» Task:
Would you print every entry exactly as it appears?

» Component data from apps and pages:
***
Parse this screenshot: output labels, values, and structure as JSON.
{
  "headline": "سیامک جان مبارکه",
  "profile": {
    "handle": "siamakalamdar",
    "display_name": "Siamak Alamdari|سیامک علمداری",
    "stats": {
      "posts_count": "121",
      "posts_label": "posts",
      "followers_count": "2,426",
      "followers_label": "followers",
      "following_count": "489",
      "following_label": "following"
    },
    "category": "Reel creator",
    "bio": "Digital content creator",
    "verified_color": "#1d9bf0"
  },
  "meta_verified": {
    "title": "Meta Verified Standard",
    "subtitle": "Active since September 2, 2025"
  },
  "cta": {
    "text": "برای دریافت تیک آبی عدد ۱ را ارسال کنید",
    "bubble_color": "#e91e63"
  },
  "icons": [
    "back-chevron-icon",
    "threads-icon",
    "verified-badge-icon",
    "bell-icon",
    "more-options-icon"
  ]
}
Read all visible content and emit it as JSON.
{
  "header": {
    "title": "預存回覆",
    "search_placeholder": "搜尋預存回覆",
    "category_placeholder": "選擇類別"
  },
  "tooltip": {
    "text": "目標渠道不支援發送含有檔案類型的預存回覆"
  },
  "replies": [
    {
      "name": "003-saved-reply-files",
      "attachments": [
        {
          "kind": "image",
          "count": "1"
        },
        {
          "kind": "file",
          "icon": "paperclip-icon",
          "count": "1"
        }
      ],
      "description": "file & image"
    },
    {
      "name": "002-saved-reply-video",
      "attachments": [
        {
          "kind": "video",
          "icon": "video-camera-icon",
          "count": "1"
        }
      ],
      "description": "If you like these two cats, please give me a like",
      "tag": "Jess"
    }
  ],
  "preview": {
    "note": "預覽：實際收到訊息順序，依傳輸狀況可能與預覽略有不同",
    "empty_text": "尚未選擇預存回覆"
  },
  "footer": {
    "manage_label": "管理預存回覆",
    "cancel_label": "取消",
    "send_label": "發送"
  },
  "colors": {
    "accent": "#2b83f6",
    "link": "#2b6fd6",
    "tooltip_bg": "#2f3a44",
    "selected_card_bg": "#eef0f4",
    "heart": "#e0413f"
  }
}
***
» Response to this exercise:
Parse this screenshot: output labels, values, and structure as JSON.
{
  "headline": "سیامک جان مبارکه",
  "profile": {
    "handle": "siamakalamdar",
    "display_name": "Siamak Alamdari|سیامک علمداری",
    "stats": {
      "posts_count": "121",
      "posts_label": "posts",
      "followers_count": "2,426",
      "followers_label": "followers",
      "following_count": "489",
      "following_label": "following"
    },
    "category": "Reel creator",
    "bio": "Digital content creator",
    "verified_color": "#1d9bf0"
  },
  "meta_verified": {
    "title": "Meta Verified Standard",
    "subtitle": "Active since September 2, 2025"
  },
  "cta": {
    "text": "برای دریافت تیک آبی عدد ۱ را ارسال کنید",
    "bubble_color": "#e91e63"
  },
  "icons": [
    "back-chevron-icon",
    "threads-icon",
    "verified-badge-icon",
    "bell-icon",
    "more-options-icon"
  ]
}
Read all visible content and emit it as JSON.
{
  "header": {
    "title": "預存回覆",
    "search_placeholder": "搜尋預存回覆",
    "category_placeholder": "選擇類別"
  },
  "tooltip": {
    "text": "目標渠道不支援發送含有檔案類型的預存回覆"
  },
  "replies": [
    {
      "name": "003-saved-reply-files",
      "attachments": [
        {
          "kind": "image",
          "count": "1"
        },
        {
          "kind": "file",
          "icon": "paperclip-icon",
          "count": "1"
        }
      ],
      "description": "file & image"
    },
    {
      "name": "002-saved-reply-video",
      "attachments": [
        {
          "kind": "video",
          "icon": "video-camera-icon",
          "count": "1"
        }
      ],
      "description": "If you like these two cats, please give me a like",
      "tag": "Jess"
    }
  ],
  "preview": {
    "note": "預覽：實際收到訊息順序，依傳輸狀況可能與預覽略有不同",
    "empty_text": "尚未選擇預存回覆"
  },
  "footer": {
    "manage_label": "管理預存回覆",
    "cancel_label": "取消",
    "send_label": "發送"
  },
  "colors": {
    "accent": "#2b83f6",
    "link": "#2b6fd6",
    "tooltip_bg": "#2f3a44",
    "selected_card_bg": "#eef0f4",
    "heart": "#e0413f"
  }
}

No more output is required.